_Problem details_
Filter the records for lines holding the string "classes".

-----

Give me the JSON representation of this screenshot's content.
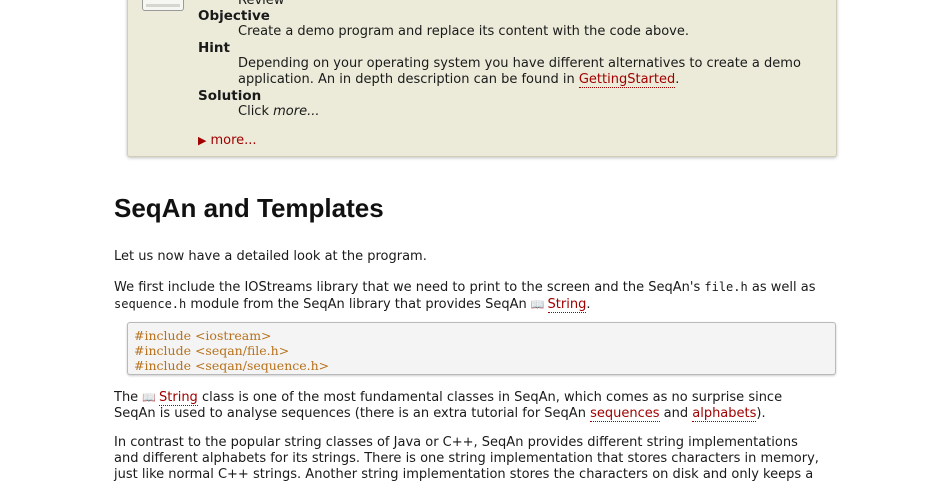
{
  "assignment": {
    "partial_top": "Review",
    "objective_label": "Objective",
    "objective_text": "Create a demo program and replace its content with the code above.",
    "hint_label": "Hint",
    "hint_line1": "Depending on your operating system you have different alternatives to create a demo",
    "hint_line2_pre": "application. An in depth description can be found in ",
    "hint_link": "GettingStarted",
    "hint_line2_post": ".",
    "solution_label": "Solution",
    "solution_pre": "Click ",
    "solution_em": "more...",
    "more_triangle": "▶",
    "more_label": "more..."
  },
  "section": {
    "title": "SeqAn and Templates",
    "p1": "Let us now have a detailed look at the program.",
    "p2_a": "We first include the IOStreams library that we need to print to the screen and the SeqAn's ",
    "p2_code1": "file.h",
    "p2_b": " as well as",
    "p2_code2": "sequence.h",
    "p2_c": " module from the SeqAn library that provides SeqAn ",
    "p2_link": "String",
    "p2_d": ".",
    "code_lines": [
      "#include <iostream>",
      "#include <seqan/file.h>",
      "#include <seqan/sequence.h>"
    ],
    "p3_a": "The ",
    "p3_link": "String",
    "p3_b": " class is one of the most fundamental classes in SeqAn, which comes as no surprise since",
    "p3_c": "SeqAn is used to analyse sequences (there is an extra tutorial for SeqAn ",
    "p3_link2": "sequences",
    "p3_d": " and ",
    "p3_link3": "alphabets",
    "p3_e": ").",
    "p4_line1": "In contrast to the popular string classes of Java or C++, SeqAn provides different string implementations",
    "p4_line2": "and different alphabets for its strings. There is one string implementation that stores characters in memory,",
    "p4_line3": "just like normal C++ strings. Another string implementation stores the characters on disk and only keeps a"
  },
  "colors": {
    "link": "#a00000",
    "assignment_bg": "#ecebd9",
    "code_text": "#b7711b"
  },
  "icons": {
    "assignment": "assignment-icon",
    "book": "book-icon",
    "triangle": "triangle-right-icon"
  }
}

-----

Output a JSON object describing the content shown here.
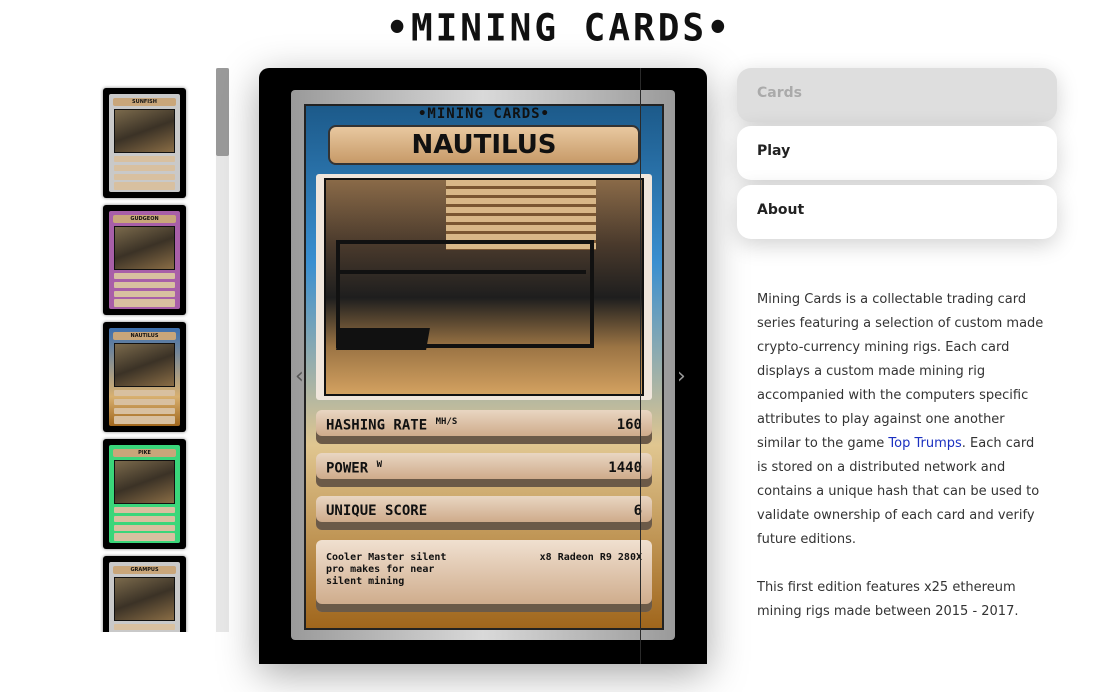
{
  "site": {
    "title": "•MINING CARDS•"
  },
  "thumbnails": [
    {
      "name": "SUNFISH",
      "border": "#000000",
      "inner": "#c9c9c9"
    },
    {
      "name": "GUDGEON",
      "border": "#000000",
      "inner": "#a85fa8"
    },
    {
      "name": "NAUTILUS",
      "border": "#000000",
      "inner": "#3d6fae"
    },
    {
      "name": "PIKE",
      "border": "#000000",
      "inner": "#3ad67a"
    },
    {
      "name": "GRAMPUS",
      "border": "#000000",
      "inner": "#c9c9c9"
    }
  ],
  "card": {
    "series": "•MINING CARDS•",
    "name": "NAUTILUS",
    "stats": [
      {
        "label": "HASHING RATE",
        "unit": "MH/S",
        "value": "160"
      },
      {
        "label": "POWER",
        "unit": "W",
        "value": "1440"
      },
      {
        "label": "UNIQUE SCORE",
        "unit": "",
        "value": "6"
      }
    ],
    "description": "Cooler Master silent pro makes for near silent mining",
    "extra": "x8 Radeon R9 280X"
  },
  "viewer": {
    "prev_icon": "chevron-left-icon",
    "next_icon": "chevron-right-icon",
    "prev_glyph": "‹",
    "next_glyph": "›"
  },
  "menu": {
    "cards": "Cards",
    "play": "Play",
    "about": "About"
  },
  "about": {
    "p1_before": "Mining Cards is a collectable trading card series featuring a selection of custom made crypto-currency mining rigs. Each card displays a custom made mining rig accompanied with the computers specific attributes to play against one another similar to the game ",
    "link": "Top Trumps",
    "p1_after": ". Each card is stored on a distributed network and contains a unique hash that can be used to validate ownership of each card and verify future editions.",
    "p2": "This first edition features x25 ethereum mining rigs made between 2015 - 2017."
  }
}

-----

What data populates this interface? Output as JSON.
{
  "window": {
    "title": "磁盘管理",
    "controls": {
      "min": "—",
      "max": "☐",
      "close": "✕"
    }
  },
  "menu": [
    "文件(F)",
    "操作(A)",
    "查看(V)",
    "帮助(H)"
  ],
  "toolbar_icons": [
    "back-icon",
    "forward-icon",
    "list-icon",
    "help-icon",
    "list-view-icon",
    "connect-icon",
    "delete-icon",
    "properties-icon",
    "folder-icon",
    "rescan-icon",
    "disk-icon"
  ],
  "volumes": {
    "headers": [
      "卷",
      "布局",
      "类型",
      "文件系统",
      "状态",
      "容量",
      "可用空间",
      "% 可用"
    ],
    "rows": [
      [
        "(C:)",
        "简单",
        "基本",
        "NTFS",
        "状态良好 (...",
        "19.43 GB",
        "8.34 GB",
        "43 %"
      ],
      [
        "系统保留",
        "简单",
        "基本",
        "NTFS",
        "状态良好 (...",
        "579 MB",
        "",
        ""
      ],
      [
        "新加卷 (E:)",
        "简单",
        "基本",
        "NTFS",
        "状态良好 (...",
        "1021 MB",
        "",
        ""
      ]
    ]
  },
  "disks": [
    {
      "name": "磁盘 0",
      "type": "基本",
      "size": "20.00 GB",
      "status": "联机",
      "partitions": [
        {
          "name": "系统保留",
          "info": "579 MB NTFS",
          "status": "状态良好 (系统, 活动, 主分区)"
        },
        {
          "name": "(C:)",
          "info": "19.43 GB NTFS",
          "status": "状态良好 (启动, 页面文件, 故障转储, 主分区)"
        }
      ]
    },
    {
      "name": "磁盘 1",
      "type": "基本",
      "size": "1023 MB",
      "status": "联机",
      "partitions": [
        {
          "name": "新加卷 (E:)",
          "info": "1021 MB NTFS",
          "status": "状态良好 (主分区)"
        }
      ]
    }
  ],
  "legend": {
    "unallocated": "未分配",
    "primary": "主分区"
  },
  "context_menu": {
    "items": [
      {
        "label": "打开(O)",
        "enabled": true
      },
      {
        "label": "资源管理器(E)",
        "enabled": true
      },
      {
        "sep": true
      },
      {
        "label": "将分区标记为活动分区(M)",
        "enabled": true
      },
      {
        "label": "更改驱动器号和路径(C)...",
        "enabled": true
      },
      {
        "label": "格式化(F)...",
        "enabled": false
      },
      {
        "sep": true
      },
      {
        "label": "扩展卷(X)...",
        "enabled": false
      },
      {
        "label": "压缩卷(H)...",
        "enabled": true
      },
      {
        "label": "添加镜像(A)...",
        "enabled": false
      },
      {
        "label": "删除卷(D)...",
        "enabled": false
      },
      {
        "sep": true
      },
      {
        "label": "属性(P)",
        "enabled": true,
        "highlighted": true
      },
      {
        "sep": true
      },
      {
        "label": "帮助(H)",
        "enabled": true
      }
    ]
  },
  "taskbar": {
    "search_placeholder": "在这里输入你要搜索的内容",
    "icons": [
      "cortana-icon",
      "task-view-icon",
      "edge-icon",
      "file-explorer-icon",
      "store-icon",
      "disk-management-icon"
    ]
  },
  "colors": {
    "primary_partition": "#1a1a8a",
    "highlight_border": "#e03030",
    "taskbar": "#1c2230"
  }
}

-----

_Solution_
    "p3_b": " class is one of the most fundamental classes in SeqAn, which comes as no surprise since",
    "p4_line1": "In contrast to the popular string classes of Java or C++, SeqAn provides different string implementations",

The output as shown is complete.